Finance Supplementary Bill: Federal Board of Revenue (FBR) has issued salient features of sales tax and federal excise duty proposed through Finance Supplementary (Second Amendment) Bill, 2019.
The bill, presented on January 23, 2019, introduces several changes aimed at stimulating investment, simplifying tax structures, and providing relief in various sectors.
One significant change is the exemption granted to Greenfield industries on imported plant and machinery. The exemption, applicable to machinery falling under chapter 84 and 85 of PCT (excluding consumer durables and office equipment), is designed to encourage new industrial setups for the production of taxable goods. However, it is subject to the issuance of an exemption certificate by the concerned Commissioner Inland Revenue, with an indicative positive list of eligible machinery to be circulated by the Board.
Recognizing the liquidity crunch faced by businesses due to pending sales tax refunds, the FBR proposes a new mechanism. Section 67A is suggested to be inserted in the Sales Tax Act, 1990, allowing the issuance of promissory notes to claimants at their option. The Tenth Schedule outlines the features and mechanism for the issuance of these notes.
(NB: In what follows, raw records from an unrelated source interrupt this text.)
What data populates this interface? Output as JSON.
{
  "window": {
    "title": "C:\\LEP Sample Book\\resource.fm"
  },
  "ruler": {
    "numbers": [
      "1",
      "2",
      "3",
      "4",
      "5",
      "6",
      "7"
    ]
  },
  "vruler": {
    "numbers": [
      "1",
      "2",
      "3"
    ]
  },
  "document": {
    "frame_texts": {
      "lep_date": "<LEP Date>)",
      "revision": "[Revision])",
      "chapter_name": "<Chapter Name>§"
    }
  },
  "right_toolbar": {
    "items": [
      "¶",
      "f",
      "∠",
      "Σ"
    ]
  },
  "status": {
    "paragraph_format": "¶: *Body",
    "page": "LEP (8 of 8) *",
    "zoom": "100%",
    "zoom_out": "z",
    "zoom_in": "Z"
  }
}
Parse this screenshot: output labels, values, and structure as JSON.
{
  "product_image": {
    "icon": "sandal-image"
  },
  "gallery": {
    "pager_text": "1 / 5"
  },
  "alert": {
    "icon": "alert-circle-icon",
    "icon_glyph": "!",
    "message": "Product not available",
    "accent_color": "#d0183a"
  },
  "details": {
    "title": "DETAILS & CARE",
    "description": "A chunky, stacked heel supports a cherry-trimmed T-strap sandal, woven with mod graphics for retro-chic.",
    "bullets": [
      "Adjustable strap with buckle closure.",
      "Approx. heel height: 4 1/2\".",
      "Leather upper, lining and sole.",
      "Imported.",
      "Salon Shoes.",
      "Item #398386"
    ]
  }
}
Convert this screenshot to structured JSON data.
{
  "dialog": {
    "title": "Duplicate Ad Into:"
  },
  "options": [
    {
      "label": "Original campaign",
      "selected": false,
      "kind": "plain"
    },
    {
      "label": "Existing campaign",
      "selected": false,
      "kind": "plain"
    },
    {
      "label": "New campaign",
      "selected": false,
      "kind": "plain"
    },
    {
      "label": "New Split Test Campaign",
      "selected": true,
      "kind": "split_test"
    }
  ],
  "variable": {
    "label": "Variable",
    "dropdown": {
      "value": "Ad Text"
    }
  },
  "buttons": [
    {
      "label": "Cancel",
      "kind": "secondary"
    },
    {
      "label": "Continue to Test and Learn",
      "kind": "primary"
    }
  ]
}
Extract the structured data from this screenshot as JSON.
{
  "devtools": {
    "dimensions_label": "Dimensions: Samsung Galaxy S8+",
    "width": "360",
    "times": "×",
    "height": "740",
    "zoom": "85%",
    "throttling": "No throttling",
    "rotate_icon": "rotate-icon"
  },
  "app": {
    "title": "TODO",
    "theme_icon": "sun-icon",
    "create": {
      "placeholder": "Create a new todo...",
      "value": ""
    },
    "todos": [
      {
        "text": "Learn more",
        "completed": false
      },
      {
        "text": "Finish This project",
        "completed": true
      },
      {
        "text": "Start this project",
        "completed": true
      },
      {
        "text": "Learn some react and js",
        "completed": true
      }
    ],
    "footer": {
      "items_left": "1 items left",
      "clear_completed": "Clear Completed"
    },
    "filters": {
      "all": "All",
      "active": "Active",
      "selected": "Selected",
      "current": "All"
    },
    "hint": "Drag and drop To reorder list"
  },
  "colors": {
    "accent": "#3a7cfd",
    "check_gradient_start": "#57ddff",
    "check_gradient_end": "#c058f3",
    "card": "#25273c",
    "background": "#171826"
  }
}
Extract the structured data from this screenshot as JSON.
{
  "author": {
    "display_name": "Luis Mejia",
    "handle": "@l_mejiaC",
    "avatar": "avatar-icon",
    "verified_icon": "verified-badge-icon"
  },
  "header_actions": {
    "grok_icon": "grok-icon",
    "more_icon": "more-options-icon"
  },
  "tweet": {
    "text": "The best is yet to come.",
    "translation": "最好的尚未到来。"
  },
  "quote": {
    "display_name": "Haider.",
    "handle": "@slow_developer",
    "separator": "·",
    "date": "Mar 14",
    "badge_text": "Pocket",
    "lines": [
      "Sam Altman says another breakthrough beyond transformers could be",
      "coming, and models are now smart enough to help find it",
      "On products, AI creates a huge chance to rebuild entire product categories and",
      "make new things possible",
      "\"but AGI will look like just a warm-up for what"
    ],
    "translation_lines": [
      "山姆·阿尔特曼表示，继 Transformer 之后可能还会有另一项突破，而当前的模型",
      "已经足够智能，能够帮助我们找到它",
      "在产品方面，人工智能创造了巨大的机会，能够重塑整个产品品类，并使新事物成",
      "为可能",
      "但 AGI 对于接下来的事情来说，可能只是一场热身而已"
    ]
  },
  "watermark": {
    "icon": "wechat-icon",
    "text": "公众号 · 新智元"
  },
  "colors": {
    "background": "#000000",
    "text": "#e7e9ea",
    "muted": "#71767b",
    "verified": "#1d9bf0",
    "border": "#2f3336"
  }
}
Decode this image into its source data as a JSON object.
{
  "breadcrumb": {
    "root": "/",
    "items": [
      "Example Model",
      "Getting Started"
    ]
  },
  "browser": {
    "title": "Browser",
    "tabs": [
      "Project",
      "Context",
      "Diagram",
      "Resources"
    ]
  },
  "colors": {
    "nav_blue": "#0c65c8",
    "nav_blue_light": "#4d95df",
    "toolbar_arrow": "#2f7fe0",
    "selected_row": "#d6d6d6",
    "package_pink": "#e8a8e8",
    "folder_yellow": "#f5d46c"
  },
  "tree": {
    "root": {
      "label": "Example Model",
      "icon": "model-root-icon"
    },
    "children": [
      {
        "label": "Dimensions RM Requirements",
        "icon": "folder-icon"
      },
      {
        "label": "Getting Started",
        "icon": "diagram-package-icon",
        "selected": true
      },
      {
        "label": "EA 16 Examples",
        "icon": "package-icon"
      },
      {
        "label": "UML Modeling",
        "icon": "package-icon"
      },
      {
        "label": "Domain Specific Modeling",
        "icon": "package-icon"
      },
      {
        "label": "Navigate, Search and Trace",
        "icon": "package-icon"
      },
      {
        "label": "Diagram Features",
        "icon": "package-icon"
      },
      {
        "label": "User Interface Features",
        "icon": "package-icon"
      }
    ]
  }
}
The tax structure on the import of mobile phones is set to be simplified and rationalized. The existing complex and indiscriminate feature-based sales tax slabs in the Ninth Schedule will be replaced with import value-based slabs, addressing the differentiation between inexpensive and expensive mobile phones.
In an effort to discourage the import of luxury cars and SUVs, an increase in Federal Excise Duty is proposed. The rate for imported cars and jeeps with an engine capacity up to 3000 cc will rise from 20 percent to 25 percent, and for those exceeding 3000 cc, it will increase to 30 percent. Additionally, a 10 percent FED will be levied on locally manufactured/assembled cars and SUVs with an engine capacity exceeding 1800cc.
The continuity of exemption on plant, machinery, and equipment for Renewable Energy is assured until June 30, 2023. This move aims to provide certainty and instill confidence in investors, supporting the renewable energy sector.
A notable provision addresses the restrictive and unclear existing exemption in the Sixth Schedule related to ostomy procedures for cancer patients. The exemption is now linked to ostomy-related appliances and items listed under PCT heading 99.25. This involves a recasting of the heading through an amendment to the Customs Act, 1969, with a comprehensive list of items to be included.
These proposed changes reflect the government’s commitment to fostering industrial growth, simplifying tax procedures, and providing targeted relief to specific sectors. The Finance Supplementary (Second Amendment) Bill, 2019, is anticipated to undergo further deliberations before potential implementation, as stakeholders assess the potential impact on various industries and the economy at large.